Twenty years ago, in January of 1996, an eastern-music-influenced, post-Brit-pop psych-rock band called Kula Shaker began to release singles from their debut record K. The singles were massive commercial successes, and the record went multi-platinum, offering fans the promise of a new British rock band with all the talent and the ear for radio-friendly melody of Oasis — and, as a contrastable bonus, a lead singer who wasn’t an ornery, conceited ass.
The band would have follow-up success with a movie soundtrack cover of “Hush” (best known as a Deep Purple song), and a new single for a delayed sophomore record. And then, for a series of sundry reasons, the band announced their split, and faded into relative obscurity.

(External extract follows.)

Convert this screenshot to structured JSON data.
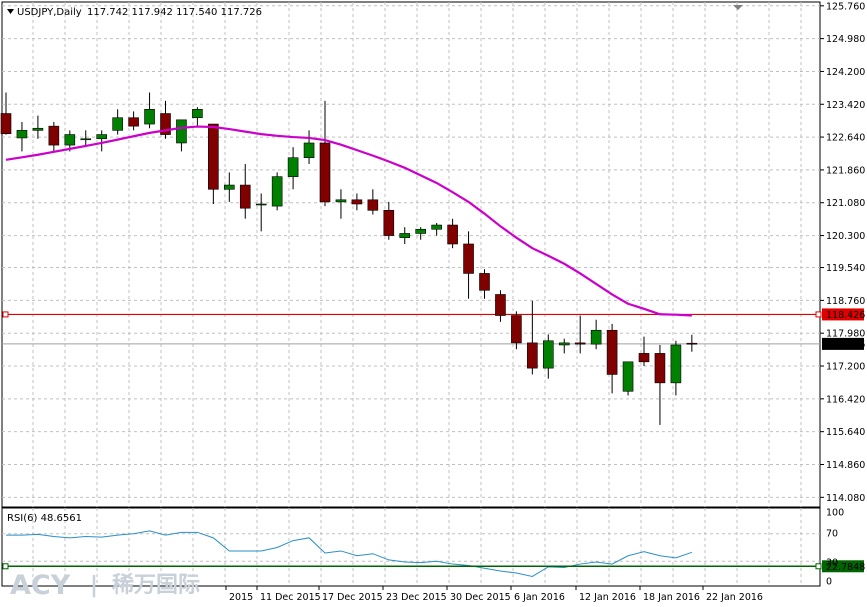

Since reforming some ten years ago, though, Kula Shaker have released another three studio albums, including this past February’s K 2.0 — a tour for which, finally, brought lead singer Crispian Mills and co. back to a Philadelphia venue for the first time since their heyday. You could’ve done much worse last night than to have spent a Tuesday evening at World Cafe Live with the band, among a surprisingly small but enthusiastic crowd bathed in the deep, bright hues of stage lights, and the screenings and sounds of maximalist mod psychedelia.